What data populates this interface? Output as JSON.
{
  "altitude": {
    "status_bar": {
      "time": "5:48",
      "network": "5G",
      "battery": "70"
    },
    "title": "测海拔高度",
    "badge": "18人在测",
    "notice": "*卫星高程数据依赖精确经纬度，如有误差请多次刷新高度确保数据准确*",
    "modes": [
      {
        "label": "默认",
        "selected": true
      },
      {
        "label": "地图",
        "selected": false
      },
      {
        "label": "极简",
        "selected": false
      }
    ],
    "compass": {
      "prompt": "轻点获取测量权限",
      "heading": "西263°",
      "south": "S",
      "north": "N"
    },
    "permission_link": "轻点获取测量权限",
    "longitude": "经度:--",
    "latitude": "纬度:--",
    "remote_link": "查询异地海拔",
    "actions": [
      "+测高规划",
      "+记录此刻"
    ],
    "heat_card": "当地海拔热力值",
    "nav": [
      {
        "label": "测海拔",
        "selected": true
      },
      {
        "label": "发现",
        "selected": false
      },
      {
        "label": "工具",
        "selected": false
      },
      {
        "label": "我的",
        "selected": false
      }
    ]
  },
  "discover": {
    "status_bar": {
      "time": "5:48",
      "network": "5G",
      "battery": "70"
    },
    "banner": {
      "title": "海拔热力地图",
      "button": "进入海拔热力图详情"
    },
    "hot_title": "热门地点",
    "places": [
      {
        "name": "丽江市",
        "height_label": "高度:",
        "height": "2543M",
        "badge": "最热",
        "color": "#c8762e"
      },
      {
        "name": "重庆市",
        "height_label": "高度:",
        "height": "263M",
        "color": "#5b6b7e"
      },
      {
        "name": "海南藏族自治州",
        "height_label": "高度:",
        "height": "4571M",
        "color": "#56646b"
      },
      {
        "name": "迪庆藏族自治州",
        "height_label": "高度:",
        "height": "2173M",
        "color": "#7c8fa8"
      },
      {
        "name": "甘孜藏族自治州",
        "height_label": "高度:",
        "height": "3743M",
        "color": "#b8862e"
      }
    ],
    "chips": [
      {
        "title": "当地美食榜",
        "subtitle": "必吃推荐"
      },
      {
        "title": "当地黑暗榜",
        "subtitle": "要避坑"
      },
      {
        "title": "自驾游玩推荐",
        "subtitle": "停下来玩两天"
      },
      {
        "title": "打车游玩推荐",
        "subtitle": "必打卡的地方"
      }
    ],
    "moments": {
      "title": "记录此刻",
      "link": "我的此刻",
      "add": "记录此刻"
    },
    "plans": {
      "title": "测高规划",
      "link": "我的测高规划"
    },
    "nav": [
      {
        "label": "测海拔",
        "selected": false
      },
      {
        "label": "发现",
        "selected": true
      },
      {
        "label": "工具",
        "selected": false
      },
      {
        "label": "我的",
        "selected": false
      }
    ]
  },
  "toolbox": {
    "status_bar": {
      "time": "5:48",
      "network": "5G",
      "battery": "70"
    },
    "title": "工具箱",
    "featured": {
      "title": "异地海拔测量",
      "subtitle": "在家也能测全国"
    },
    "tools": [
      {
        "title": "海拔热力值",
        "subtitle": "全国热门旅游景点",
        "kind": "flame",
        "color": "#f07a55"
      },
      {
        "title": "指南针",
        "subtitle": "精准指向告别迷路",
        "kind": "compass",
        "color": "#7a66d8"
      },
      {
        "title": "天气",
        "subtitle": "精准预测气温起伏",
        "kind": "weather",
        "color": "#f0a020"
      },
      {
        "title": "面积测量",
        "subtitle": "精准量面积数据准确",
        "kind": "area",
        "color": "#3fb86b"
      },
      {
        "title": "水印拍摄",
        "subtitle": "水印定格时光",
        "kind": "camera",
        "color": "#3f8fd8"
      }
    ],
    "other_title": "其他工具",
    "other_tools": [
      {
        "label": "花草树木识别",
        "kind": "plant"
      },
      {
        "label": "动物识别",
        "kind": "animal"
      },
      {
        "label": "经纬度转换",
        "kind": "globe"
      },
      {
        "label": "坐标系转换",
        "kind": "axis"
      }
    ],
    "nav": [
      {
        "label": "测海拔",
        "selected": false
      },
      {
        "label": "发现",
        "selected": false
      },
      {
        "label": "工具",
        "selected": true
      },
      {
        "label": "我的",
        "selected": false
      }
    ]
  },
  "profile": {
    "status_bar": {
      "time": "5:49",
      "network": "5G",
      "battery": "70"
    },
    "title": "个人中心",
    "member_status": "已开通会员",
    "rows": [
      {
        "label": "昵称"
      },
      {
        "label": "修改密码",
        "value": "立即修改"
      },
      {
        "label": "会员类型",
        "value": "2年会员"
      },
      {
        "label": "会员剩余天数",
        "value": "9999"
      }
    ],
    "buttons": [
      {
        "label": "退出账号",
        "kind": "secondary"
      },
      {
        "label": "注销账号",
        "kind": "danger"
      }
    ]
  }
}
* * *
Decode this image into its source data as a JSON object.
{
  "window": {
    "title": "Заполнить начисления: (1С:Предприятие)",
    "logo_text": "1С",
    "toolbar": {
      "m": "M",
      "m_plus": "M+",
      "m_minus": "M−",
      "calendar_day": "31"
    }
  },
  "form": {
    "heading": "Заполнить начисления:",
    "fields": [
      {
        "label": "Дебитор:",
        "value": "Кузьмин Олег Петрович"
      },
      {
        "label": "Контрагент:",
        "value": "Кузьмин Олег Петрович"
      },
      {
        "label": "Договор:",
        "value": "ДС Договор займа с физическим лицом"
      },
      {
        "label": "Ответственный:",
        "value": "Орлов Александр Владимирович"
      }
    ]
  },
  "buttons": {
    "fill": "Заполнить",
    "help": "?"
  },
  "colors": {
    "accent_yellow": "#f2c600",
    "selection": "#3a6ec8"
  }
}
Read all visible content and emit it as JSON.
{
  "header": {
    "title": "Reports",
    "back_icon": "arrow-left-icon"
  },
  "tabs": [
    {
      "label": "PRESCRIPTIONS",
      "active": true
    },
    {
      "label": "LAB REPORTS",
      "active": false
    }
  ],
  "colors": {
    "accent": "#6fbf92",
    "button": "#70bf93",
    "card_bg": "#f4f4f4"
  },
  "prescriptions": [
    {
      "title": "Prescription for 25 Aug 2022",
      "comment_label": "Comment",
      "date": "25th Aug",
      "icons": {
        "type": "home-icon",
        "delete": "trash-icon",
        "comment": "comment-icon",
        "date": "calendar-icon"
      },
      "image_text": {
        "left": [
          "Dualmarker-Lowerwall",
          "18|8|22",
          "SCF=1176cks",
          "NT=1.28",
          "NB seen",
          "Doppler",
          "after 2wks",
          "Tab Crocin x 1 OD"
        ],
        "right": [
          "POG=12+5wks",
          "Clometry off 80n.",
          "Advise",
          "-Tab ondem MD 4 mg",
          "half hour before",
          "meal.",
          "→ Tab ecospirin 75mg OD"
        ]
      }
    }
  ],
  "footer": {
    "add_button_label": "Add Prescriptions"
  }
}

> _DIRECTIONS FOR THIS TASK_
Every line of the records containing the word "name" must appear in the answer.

> _WRITTEN ANSWER_
        "name": "丽江市",
        "name": "重庆市",
        "name": "海南藏族自治州",
        "name": "迪庆藏族自治州",
        "name": "甘孜藏族自治州",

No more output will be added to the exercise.